── Provided information ──
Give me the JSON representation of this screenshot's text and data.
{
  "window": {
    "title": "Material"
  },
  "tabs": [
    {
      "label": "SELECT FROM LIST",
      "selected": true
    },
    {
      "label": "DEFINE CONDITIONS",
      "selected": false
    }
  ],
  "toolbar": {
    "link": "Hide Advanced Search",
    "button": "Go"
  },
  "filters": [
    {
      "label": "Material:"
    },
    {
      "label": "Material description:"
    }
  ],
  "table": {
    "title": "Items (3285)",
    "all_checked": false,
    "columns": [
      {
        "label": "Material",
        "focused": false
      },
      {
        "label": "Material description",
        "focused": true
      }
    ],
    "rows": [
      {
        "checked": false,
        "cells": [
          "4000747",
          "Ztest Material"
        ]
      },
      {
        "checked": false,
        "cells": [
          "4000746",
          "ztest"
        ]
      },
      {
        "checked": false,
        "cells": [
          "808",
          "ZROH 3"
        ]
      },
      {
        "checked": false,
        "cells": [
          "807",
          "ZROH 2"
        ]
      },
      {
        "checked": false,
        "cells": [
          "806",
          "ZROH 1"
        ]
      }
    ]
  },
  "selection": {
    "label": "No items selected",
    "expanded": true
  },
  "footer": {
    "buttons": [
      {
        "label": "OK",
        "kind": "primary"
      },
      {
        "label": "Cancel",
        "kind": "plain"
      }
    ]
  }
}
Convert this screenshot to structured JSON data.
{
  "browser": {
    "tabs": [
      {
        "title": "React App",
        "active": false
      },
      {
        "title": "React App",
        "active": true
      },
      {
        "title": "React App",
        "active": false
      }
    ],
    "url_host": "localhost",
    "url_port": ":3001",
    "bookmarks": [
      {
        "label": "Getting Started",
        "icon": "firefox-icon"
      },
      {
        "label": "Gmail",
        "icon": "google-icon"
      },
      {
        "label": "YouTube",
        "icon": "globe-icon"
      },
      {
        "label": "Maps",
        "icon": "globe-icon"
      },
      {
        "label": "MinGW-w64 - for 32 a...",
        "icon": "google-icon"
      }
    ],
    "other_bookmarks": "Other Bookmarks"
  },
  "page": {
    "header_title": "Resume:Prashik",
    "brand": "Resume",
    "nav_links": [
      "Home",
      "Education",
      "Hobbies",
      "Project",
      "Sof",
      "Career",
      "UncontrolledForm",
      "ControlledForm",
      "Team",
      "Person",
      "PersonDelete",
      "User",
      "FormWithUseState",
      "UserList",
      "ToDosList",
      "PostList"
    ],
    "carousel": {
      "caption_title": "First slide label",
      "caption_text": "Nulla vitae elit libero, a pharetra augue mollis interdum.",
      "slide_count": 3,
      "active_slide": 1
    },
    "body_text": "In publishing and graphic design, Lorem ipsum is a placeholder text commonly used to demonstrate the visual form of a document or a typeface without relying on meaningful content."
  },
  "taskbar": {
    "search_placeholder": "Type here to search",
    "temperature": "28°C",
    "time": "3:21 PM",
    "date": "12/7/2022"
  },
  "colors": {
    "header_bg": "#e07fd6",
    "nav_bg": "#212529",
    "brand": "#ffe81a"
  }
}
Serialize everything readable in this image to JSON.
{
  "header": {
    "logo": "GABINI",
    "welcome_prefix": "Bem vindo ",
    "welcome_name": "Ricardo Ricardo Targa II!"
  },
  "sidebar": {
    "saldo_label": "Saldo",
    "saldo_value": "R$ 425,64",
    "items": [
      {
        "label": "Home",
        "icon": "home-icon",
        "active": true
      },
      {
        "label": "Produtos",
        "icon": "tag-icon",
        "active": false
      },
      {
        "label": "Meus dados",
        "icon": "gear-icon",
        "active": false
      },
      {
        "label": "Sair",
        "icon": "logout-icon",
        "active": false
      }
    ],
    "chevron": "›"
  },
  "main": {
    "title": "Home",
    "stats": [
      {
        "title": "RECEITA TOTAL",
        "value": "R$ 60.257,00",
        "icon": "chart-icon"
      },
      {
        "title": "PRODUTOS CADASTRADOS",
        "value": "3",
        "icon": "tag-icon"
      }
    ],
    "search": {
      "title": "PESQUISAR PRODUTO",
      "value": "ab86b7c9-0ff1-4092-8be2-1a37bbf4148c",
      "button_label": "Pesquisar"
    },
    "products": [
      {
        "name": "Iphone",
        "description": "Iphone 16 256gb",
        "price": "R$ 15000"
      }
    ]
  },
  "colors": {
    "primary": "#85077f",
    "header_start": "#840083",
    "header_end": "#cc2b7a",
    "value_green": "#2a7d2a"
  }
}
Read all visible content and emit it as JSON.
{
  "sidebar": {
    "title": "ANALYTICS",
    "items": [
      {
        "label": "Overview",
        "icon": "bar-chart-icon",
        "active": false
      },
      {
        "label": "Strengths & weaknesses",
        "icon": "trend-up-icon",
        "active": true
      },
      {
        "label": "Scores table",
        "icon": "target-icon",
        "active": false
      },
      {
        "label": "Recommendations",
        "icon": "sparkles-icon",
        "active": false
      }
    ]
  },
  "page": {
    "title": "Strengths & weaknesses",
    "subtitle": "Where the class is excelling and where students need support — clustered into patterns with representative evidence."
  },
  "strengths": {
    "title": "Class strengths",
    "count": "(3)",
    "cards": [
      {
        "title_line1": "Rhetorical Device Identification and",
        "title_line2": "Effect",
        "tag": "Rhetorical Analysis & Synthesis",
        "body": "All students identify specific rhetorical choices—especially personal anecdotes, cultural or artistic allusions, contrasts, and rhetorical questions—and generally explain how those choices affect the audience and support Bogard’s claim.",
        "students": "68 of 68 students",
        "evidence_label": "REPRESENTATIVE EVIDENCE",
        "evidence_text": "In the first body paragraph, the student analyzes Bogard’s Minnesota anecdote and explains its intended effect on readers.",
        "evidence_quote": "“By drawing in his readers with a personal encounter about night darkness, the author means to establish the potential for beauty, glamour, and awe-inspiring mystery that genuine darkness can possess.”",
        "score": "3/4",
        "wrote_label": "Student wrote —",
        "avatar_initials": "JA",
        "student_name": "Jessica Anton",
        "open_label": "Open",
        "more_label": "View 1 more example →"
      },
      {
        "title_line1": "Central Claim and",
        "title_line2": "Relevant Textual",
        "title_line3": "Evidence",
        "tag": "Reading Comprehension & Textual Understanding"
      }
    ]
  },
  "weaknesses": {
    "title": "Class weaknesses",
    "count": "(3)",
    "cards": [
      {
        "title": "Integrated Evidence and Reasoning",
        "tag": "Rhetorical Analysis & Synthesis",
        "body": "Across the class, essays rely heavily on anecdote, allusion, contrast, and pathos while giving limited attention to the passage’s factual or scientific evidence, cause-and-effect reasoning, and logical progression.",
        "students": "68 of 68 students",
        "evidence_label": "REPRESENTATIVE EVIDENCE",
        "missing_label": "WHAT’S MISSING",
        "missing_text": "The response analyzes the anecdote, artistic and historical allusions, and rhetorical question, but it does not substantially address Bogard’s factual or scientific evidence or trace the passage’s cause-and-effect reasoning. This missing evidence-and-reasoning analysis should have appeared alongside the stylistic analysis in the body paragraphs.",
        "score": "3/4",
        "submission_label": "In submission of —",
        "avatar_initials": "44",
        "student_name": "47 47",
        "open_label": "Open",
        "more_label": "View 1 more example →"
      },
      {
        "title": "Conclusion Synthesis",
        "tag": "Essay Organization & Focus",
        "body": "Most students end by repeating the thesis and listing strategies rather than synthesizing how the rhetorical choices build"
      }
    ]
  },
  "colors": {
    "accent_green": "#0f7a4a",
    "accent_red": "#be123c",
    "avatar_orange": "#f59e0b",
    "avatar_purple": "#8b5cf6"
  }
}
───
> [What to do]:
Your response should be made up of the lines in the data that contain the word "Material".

> [Task output]:
    "title": "Material"
      "label": "Material:"
      "label": "Material description:"
        "label": "Material",
        "label": "Material description",
          "Ztest Material"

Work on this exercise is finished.